Bring mindfulness to what you’re experiencing by:
- finding a quiet place to sit or lie down where you won’t be interrupted for at least 5-10 minutes.
- situate yourself in a comfortable position—whether on a chair, bed or cushions on the floor. You want to make sure you’re comfortable enough that you won’t be distracted with adjusting your sitting position once you begin, so you can focus your attention on what you’re feeling internally rather than externally.
- close your eyes.
- start noticing your breath. No need to change it, just follow it for a few breaths.
- scan your body. From head to toe or the other way around, just use your attention to sense your body.
- get curious while scanning your body. Take notice of what calls your attention: is it a body sensation? The sense of emotion? An image? Words or a message? A movement? An impulse? A longing? A memory?
- stay with it. Deepen your curiosity by staying with what comes up. If it’s a body sensation, notice where it is in your body. Notice the qualities of the sensation: is it uncomfortable or tense? Warm or cool? Big or small? Does it have a shape? A color? If it had a voice, what would it say? What does it want you to know? What does it need?
- write it down. When you’ve stayed with it as long as you can, maintaining curiosity, gently acknowledge what you’ve discovered and begin to come out of mindfulness by noticing the sounds, smells or sensations in the room around you. You can wiggle your toes or fingers and gently open your eyes to come back into the room. Then, grab a journal and write down what you’ve discovered.
You can do this Hakomi process-inspired exercise throughout the day whenever you notice these sensations, emotions, messages, images, etc. come up in your body.
Take loving action
While this Hakomi process-inspired exercise gives you clarity about what you’re fearing and why; getting it down on paper can help you move into loving external action.
Make a point to take any realistic actions you can on your behalf.
- Reviewing what you’ve written down, can you sense or identify what each part of you needs? What does it want you to know? Is there an impulse that comes up that might be helpful for that part? If you were your own best friend, teacher or loving parent, what would you do for this part of yourself to calm it, show it you care or meet its need?

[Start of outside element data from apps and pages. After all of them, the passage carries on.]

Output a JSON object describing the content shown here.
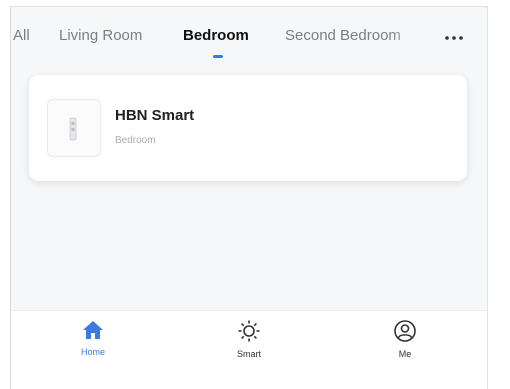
{
  "tabs": {
    "items": [
      {
        "label": "All",
        "active": false
      },
      {
        "label": "Living Room",
        "active": false
      },
      {
        "label": "Bedroom",
        "active": true
      },
      {
        "label": "Second Bedroom",
        "active": false
      }
    ],
    "more_icon": "ellipsis-icon"
  },
  "device_card": {
    "name": "HBN Smart",
    "room": "Bedroom",
    "thumbnail_icon": "smart-plug-icon"
  },
  "bottom_nav": {
    "items": [
      {
        "label": "Home",
        "icon": "home-icon",
        "active": true
      },
      {
        "label": "Smart",
        "icon": "sun-icon",
        "active": false
      },
      {
        "label": "Me",
        "icon": "user-icon",
        "active": false
      }
    ]
  },
  "colors": {
    "accent": "#3b7ae0",
    "background": "#f6f7f9",
    "card": "#ffffff",
    "text_primary": "#111111",
    "text_secondary": "#7a7e87"
  }
}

- Again, write it down.
Then, make a point to take any realistic actions you can on your behalf—whether that means finding ways to comfort yourself or talking with someone who can offer perspective, space or support. Maybe your loving action looks like addressing your manager at work and letting them know what information or support you need to feel more at ease.
Taking loving action on behalf of ourselves and our needs is being our own advocate. By practicing this approach over time, you’ll find a new source of personal power, ease and resiliency within yourself that you’ll come to enjoy.
Want to recover more quickly after a layoff or termination?
Curious to work with someone who can help you explore the why and what? And get clear on the how of getting back up again more resilient than before? Want guidance on ways to use your down-time to feed your soul’s work and call in what wants to happen in your career? Schedule time for a Consultation or a ReConnection™ session with me.